Hong Kong Phooey was a favorite of mine as a kid, mainly because of the jazzy theme song by Scatman Crothers (voice of the character) that dubs him “number-one super guy”. I haven’t thought about it much since, but now, there’s a DVD set of the series.
For those of you too young to remember, HKP was, in his secret identity, a police station janitor. (Oh, and he was a dog, although he walked and behaved like a human, and no one seemed to notice.) When trouble beckoned, he jumped into a file cabinet, got stuck, and after a smack from his sidekick, a striped cat named Spot, came out in his robe and mask. (Spot usually saved the day by getting HKP out of whatever jam he’d gotten into, without thanks or notice by the self-absorbed HKP. Spot also acted like a real animal, unlike HKP.)
HKP drove the Phooeymobile, which looked like a beach buggy with a pagoda top. If he needed it to fly or whatever, he’d pull out a gong, smack it with a karate chop, and the car would become whatever he needed. Regular characters also included a schlubby policeman called Sarge and Rosemary, the wisecracking, lovesick, miniskirted blonde receptionist.
Standard Hanna-Barbera animation art is placed against watercolored, sometimes merely suggested backgrounds. Given that it came out in 1974, it’s not surprising that it was an attempt to tie into the then-current fad for Bruce Lee movies and similar Asian-influenced popular culture.
The Complete Series set contains 31 cartoons (which apparently ran originally as 16 episodes), plus storyboards, three episode commentaries, and a documentary about the making of the show. Those behind-the-scenes looks are always my favorite, because I enjoy the peek behind the creation curtain. This one is refreshingly direct, since the creators mostly talk about how they were professionals, it was a job, and they simply did what they did until it all came together.
Watching an actual cartoon — well, for me, it’s one of those things that may be better off remembered than relived. It’s certainly not something you want to think too much about. In the first episode, HKP is trying to stop car thefts by a gang (of two). He manages to help one of them steal a car, then he gets trapped in a soap bubble. When he fights his way out of it, he falls into his car, where he carefully buckles his seat beat before engaging in an incredibly slow chase.

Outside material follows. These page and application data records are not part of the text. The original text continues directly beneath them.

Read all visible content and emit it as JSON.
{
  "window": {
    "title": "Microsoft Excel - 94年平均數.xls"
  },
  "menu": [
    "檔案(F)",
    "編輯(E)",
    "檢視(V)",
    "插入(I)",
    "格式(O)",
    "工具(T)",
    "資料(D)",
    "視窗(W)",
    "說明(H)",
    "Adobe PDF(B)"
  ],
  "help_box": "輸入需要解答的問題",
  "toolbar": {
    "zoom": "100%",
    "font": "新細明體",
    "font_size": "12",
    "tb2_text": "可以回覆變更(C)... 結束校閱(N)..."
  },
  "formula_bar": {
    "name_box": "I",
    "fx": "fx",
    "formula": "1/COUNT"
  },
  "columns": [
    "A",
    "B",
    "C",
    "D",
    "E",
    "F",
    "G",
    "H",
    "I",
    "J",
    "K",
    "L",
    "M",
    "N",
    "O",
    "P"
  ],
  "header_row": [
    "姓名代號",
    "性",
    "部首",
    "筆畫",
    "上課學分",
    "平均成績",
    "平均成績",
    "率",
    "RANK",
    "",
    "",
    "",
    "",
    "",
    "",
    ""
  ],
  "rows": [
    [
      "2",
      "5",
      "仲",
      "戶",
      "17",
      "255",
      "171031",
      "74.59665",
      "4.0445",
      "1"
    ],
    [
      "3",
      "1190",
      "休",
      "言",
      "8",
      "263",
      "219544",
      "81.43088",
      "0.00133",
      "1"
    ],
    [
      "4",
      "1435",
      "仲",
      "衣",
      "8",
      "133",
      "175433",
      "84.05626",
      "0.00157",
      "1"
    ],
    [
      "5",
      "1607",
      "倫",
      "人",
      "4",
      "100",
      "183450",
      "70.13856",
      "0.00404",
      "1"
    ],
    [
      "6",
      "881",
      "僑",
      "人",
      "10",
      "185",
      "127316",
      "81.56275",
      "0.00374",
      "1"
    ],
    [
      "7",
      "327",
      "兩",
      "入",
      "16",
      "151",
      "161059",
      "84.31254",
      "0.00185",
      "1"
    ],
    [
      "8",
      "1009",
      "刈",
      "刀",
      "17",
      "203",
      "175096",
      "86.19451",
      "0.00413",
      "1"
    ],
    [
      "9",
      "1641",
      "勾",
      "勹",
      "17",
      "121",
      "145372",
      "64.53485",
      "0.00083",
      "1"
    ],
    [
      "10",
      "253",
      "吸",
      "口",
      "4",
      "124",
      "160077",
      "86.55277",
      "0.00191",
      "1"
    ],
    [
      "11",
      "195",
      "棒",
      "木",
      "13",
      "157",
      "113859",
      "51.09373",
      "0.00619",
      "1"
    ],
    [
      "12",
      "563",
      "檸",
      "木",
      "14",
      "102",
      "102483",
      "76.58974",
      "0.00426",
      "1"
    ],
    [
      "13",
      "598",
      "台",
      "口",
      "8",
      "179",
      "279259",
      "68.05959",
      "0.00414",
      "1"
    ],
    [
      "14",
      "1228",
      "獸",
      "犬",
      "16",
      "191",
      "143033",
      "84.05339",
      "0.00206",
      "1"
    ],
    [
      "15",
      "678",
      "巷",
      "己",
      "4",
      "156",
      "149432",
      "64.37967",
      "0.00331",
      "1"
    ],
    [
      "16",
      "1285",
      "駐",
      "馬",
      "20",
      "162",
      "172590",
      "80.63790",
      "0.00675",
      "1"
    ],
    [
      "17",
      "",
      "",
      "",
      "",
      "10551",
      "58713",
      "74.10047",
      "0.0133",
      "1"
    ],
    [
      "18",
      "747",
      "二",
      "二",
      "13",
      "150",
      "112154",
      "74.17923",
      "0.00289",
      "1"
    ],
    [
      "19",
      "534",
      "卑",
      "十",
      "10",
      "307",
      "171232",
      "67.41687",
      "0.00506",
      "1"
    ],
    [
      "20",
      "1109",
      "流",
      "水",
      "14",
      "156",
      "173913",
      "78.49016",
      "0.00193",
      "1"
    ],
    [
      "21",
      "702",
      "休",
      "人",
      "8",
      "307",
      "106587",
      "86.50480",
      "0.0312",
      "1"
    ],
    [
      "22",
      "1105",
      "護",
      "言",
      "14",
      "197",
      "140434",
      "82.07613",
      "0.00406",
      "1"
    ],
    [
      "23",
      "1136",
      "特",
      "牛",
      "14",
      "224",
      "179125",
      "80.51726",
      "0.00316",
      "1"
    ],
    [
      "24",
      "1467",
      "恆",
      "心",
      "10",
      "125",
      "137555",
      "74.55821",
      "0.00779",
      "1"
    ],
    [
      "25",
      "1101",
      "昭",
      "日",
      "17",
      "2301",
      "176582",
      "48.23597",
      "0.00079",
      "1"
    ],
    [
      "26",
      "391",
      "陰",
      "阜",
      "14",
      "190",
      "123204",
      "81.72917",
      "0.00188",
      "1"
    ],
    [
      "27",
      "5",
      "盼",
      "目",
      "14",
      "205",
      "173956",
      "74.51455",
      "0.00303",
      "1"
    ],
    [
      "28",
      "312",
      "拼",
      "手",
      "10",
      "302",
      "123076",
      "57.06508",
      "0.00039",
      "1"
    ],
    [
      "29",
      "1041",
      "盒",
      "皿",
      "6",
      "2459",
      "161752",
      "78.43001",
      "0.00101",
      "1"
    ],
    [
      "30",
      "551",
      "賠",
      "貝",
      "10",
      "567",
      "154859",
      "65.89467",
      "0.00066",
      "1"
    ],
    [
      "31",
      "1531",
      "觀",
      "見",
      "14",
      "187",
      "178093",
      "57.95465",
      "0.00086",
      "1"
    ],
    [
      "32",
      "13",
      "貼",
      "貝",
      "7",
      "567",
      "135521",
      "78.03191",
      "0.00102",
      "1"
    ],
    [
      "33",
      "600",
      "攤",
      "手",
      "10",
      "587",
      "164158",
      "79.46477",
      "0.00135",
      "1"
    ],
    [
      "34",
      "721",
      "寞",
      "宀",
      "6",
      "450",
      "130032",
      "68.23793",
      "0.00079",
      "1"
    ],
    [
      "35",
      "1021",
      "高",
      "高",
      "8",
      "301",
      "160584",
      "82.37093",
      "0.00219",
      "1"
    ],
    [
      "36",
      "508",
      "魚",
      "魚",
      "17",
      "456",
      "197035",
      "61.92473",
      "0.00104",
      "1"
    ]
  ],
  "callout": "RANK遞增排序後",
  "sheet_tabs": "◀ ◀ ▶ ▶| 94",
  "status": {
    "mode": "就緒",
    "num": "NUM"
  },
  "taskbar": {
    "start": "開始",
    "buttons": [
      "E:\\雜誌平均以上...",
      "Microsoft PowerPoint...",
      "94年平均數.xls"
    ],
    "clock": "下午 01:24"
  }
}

Young children may be able to relax and go with it more than I can these days. I kept getting caught up in wondering why everyone knows who Hong Kong Phooey is and why they think he’s a great crimefighter. Is everyone in this city an idiot?